= EXTRACTED ENTRIES =
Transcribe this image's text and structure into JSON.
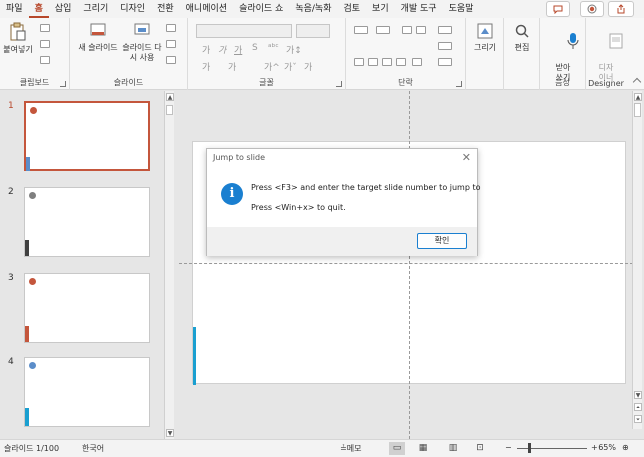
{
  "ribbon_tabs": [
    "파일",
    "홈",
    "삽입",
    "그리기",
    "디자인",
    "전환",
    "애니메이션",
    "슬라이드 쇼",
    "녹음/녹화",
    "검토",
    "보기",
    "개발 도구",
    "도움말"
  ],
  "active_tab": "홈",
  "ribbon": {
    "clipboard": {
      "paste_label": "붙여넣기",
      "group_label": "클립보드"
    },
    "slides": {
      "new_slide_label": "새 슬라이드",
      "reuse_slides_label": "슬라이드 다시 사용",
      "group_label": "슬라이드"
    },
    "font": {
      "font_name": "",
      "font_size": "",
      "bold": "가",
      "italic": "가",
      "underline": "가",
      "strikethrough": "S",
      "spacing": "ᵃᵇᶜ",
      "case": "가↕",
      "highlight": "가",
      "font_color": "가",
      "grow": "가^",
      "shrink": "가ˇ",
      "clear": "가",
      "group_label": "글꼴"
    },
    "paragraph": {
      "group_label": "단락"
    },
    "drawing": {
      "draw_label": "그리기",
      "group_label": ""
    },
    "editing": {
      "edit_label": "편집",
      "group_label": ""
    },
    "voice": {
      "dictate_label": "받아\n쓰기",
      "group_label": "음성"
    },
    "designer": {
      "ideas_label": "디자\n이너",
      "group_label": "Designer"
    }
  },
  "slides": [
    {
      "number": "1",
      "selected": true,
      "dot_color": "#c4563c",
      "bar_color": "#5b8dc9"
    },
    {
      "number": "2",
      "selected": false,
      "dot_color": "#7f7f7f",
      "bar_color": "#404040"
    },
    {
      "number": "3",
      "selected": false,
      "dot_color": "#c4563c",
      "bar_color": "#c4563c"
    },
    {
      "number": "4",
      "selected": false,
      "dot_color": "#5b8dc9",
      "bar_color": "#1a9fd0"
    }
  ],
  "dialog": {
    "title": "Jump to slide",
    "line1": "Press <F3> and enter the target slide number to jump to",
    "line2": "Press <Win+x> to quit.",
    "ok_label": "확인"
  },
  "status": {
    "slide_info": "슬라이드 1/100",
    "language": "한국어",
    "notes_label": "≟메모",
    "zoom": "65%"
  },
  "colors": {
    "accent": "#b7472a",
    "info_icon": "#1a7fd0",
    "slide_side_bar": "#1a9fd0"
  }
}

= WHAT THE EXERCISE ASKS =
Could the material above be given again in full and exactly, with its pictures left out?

= TASK RESPONSE =
Transcribe this image's text and structure into JSON.
{
  "ribbon_tabs": [
    "파일",
    "홈",
    "삽입",
    "그리기",
    "디자인",
    "전환",
    "애니메이션",
    "슬라이드 쇼",
    "녹음/녹화",
    "검토",
    "보기",
    "개발 도구",
    "도움말"
  ],
  "active_tab": "홈",
  "ribbon": {
    "clipboard": {
      "paste_label": "붙여넣기",
      "group_label": "클립보드"
    },
    "slides": {
      "new_slide_label": "새 슬라이드",
      "reuse_slides_label": "슬라이드 다시 사용",
      "group_label": "슬라이드"
    },
    "font": {
      "font_name": "",
      "font_size": "",
      "bold": "가",
      "italic": "가",
      "underline": "가",
      "strikethrough": "S",
      "spacing": "ᵃᵇᶜ",
      "case": "가↕",
      "highlight": "가",
      "font_color": "가",
      "grow": "가^",
      "shrink": "가ˇ",
      "clear": "가",
      "group_label": "글꼴"
    },
    "paragraph": {
      "group_label": "단락"
    },
    "drawing": {
      "draw_label": "그리기",
      "group_label": ""
    },
    "editing": {
      "edit_label": "편집",
      "group_label": ""
    },
    "voice": {
      "dictate_label": "받아\n쓰기",
      "group_label": "음성"
    },
    "designer": {
      "ideas_label": "디자\n이너",
      "group_label": "Designer"
    }
  },
  "slides": [
    {
      "number": "1",
      "selected": true,
      "dot_color": "#c4563c",
      "bar_color": "#5b8dc9"
    },
    {
      "number": "2",
      "selected": false,
      "dot_color": "#7f7f7f",
      "bar_color": "#404040"
    },
    {
      "number": "3",
      "selected": false,
      "dot_color": "#c4563c",
      "bar_color": "#c4563c"
    },
    {
      "number": "4",
      "selected": false,
      "dot_color": "#5b8dc9",
      "bar_color": "#1a9fd0"
    }
  ],
  "dialog": {
    "title": "Jump to slide",
    "line1": "Press <F3> and enter the target slide number to jump to",
    "line2": "Press <Win+x> to quit.",
    "ok_label": "확인"
  },
  "status": {
    "slide_info": "슬라이드 1/100",
    "language": "한국어",
    "notes_label": "≟메모",
    "zoom": "65%"
  },
  "colors": {
    "accent": "#b7472a",
    "info_icon": "#1a7fd0",
    "slide_side_bar": "#1a9fd0"
  }
}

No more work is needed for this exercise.